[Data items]

---------------

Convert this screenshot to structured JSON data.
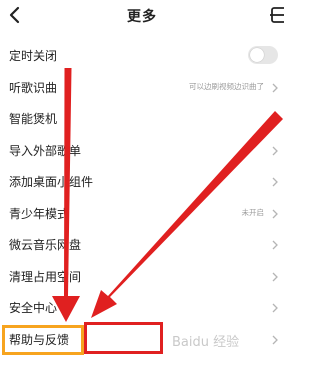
{
  "header": {
    "title": "更多"
  },
  "settings": {
    "items": [
      {
        "label": "定时关闭"
      },
      {
        "label": "听歌识曲",
        "hint": "可以边刷视频边识曲了"
      },
      {
        "label": "智能煲机"
      },
      {
        "label": "导入外部歌单"
      },
      {
        "label": "添加桌面小组件"
      },
      {
        "label": "青少年模式",
        "hint": "未开启"
      },
      {
        "label": "微云音乐网盘"
      },
      {
        "label": "清理占用空间"
      },
      {
        "label": "安全中心"
      },
      {
        "label": "帮助与反馈"
      }
    ],
    "sleep_timer_on": false
  },
  "watermark": {
    "text": "Baidu 经验"
  },
  "annotation_color": "#e02020",
  "highlight_color": "#f7a41f"
}
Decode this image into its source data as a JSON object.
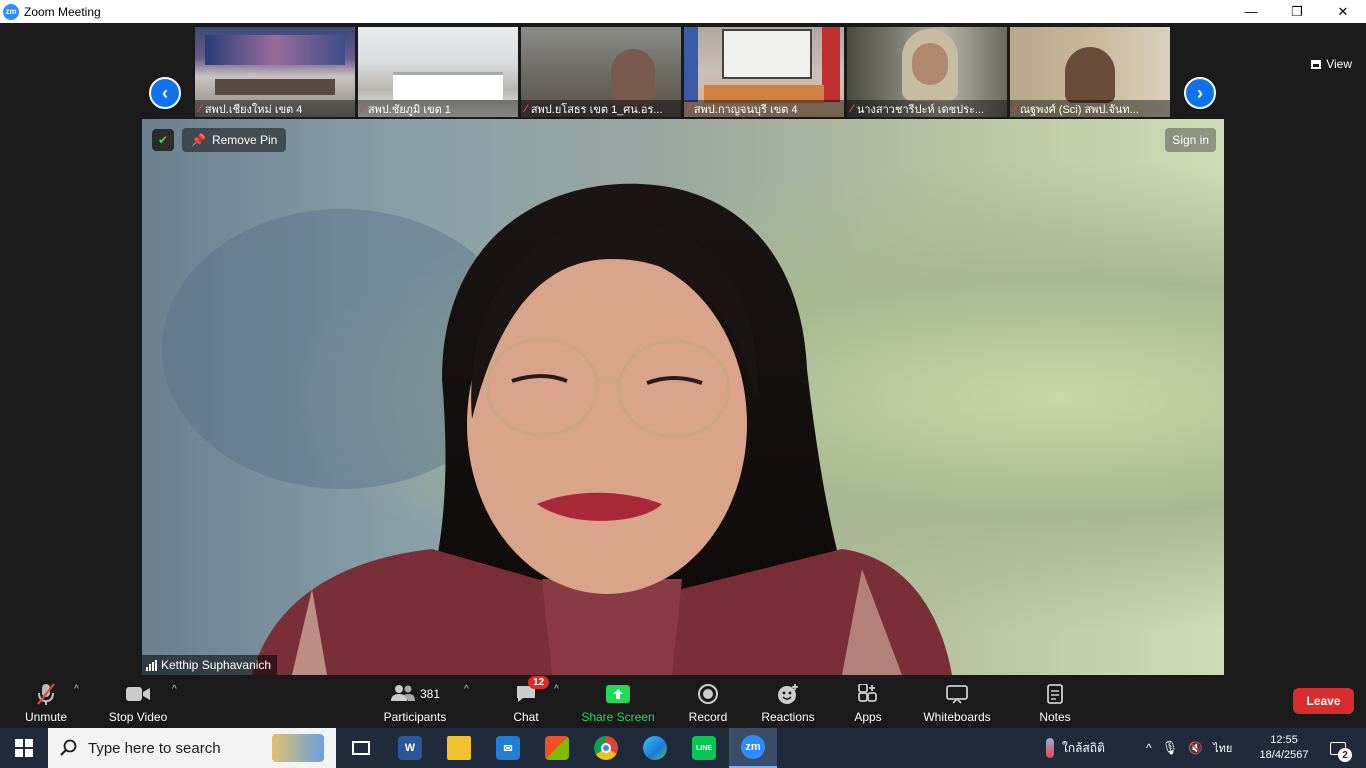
{
  "window": {
    "title": "Zoom Meeting",
    "minimize": "—",
    "restore": "❐",
    "close": "✕"
  },
  "thumbnails": [
    {
      "label": "สพป.เชียงใหม่ เขต 4"
    },
    {
      "label": "สพป.ชัยภูมิ เขต 1"
    },
    {
      "label": "สพป.ยโสธร เขต 1_ศน.อร..."
    },
    {
      "label": "สพป.กาญจนบุรี เขต 4"
    },
    {
      "label": "นางสาวชารีปะห์ เดชประ..."
    },
    {
      "label": "ณฐพงศ์ (Sci) สพป.จันท..."
    }
  ],
  "view_button": {
    "label": "View"
  },
  "main_video": {
    "remove_pin": "Remove Pin",
    "sign_in": "Sign in",
    "speaker_name": "Ketthip Suphavanich"
  },
  "toolbar": {
    "unmute": "Unmute",
    "stop_video": "Stop Video",
    "participants": "Participants",
    "participants_count": "381",
    "chat": "Chat",
    "chat_badge": "12",
    "share_screen": "Share Screen",
    "record": "Record",
    "reactions": "Reactions",
    "apps": "Apps",
    "whiteboards": "Whiteboards",
    "notes": "Notes",
    "leave": "Leave"
  },
  "taskbar": {
    "search_placeholder": "Type here to search",
    "weather": "ใกล้สถิติ",
    "language": "ไทย",
    "time": "12:55",
    "date": "18/4/2567",
    "notification_count": "2",
    "apps": [
      {
        "name": "task-view",
        "text": ""
      },
      {
        "name": "word",
        "text": "W"
      },
      {
        "name": "file-explorer",
        "text": ""
      },
      {
        "name": "mail",
        "text": ""
      },
      {
        "name": "store",
        "text": ""
      },
      {
        "name": "chrome",
        "text": ""
      },
      {
        "name": "edge",
        "text": ""
      },
      {
        "name": "line",
        "text": "LINE"
      },
      {
        "name": "zoom",
        "text": "zm"
      }
    ]
  },
  "colors": {
    "zoom_blue": "#0e72ed",
    "share_green": "#23d959",
    "leave_red": "#d92d2d",
    "badge_red": "#e02828",
    "muted_red": "#e8453c"
  }
}
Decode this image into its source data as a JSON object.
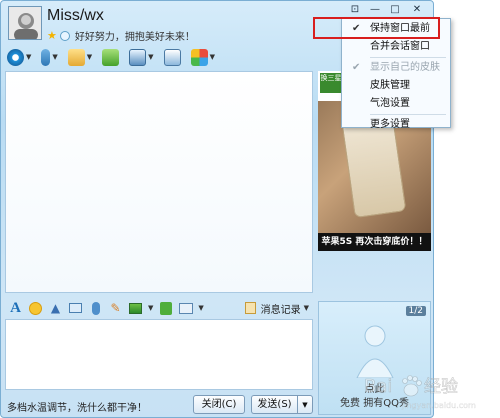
{
  "contact": {
    "name": "Miss/wx",
    "signature": "好好努力，拥抱美好未来！"
  },
  "window_controls": [
    "⊡",
    "—",
    "□",
    "✕"
  ],
  "chat_input": {
    "placeholder_tip": "多档水温调节，洗什么都干净！"
  },
  "format_toolbar": {
    "history_label": "消息记录"
  },
  "buttons": {
    "close": "关闭(C)",
    "send": "发送(S)"
  },
  "ad": {
    "tag": "换三星",
    "caption": "苹果5S 再次击穿底价！！"
  },
  "promo": {
    "page": "1/2",
    "line1": "点此",
    "line2": "免费 拥有QQ秀"
  },
  "context_menu": {
    "items": [
      {
        "label": "保持窗口最前",
        "checked": true,
        "disabled": false
      },
      {
        "label": "合并会话窗口",
        "checked": false,
        "disabled": false
      },
      {
        "label": "显示自己的皮肤",
        "checked": true,
        "disabled": true
      },
      {
        "label": "皮肤管理",
        "checked": false,
        "disabled": false
      },
      {
        "label": "气泡设置",
        "checked": false,
        "disabled": false
      },
      {
        "label": "更多设置",
        "checked": false,
        "disabled": false
      }
    ]
  },
  "watermark": {
    "text": "Bai 经验",
    "subtext": "jingyan.baidu.com"
  },
  "colors": {
    "highlight": "#d81e1e",
    "window_bg": "#c7e1f4"
  }
}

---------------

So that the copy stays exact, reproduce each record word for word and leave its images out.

Convert this screenshot to structured JSON data.
{
  "header": {
    "title": "更多"
  },
  "settings": {
    "items": [
      {
        "label": "定时关闭"
      },
      {
        "label": "听歌识曲",
        "hint": "可以边刷视频边识曲了"
      },
      {
        "label": "智能煲机"
      },
      {
        "label": "导入外部歌单"
      },
      {
        "label": "添加桌面小组件"
      },
      {
        "label": "青少年模式",
        "hint": "未开启"
      },
      {
        "label": "微云音乐网盘"
      },
      {
        "label": "清理占用空间"
      },
      {
        "label": "安全中心"
      },
      {
        "label": "帮助与反馈"
      }
    ],
    "sleep_timer_on": false
  },
  "watermark": {
    "text": "Baidu 经验"
  },
  "annotation_color": "#e02020",
  "highlight_color": "#f7a41f"
}
Decode this image into its source data as a JSON object.
{
  "window": {
    "title": "Zoom Meeting",
    "minimize": "—",
    "restore": "❐",
    "close": "✕"
  },
  "thumbnails": [
    {
      "label": "สพป.เชียงใหม่ เขต 4"
    },
    {
      "label": "สพป.ชัยภูมิ เขต 1"
    },
    {
      "label": "สพป.ยโสธร เขต 1_ศน.อร..."
    },
    {
      "label": "สพป.กาญจนบุรี เขต 4"
    },
    {
      "label": "นางสาวชารีปะห์ เดชประ..."
    },
    {
      "label": "ณฐพงศ์ (Sci) สพป.จันท..."
    }
  ],
  "view_button": {
    "label": "View"
  },
  "main_video": {
    "remove_pin": "Remove Pin",
    "sign_in": "Sign in",
    "speaker_name": "Ketthip Suphavanich"
  },
  "toolbar": {
    "unmute": "Unmute",
    "stop_video": "Stop Video",
    "participants": "Participants",
    "participants_count": "381",
    "chat": "Chat",
    "chat_badge": "12",
    "share_screen": "Share Screen",
    "record": "Record",
    "reactions": "Reactions",
    "apps": "Apps",
    "whiteboards": "Whiteboards",
    "notes": "Notes",
    "leave": "Leave"
  },
  "taskbar": {
    "search_placeholder": "Type here to search",
    "weather": "ใกล้สถิติ",
    "language": "ไทย",
    "time": "12:55",
    "date": "18/4/2567",
    "notification_count": "2",
    "apps": [
      {
        "name": "task-view",
        "text": ""
      },
      {
        "name": "word",
        "text": "W"
      },
      {
        "name": "file-explorer",
        "text": ""
      },
      {
        "name": "mail",
        "text": ""
      },
      {
        "name": "store",
        "text": ""
      },
      {
        "name": "chrome",
        "text": ""
      },
      {
        "name": "edge",
        "text": ""
      },
      {
        "name": "line",
        "text": "LINE"
      },
      {
        "name": "zoom",
        "text": "zm"
      }
    ]
  },
  "colors": {
    "zoom_blue": "#0e72ed",
    "share_green": "#23d959",
    "leave_red": "#d92d2d",
    "badge_red": "#e02828",
    "muted_red": "#e8453c"
  }
}
Decode this image into its source data as a JSON object.
{
  "contact": {
    "name": "Miss/wx",
    "signature": "好好努力，拥抱美好未来！"
  },
  "window_controls": [
    "⊡",
    "—",
    "□",
    "✕"
  ],
  "chat_input": {
    "placeholder_tip": "多档水温调节，洗什么都干净！"
  },
  "format_toolbar": {
    "history_label": "消息记录"
  },
  "buttons": {
    "close": "关闭(C)",
    "send": "发送(S)"
  },
  "ad": {
    "tag": "换三星",
    "caption": "苹果5S 再次击穿底价！！"
  },
  "promo": {
    "page": "1/2",
    "line1": "点此",
    "line2": "免费 拥有QQ秀"
  },
  "context_menu": {
    "items": [
      {
        "label": "保持窗口最前",
        "checked": true,
        "disabled": false
      },
      {
        "label": "合并会话窗口",
        "checked": false,
        "disabled": false
      },
      {
        "label": "显示自己的皮肤",
        "checked": true,
        "disabled": true
      },
      {
        "label": "皮肤管理",
        "checked": false,
        "disabled": false
      },
      {
        "label": "气泡设置",
        "checked": false,
        "disabled": false
      },
      {
        "label": "更多设置",
        "checked": false,
        "disabled": false
      }
    ]
  },
  "watermark": {
    "text": "Bai 经验",
    "subtext": "jingyan.baidu.com"
  },
  "colors": {
    "highlight": "#d81e1e",
    "window_bg": "#c7e1f4"
  }
}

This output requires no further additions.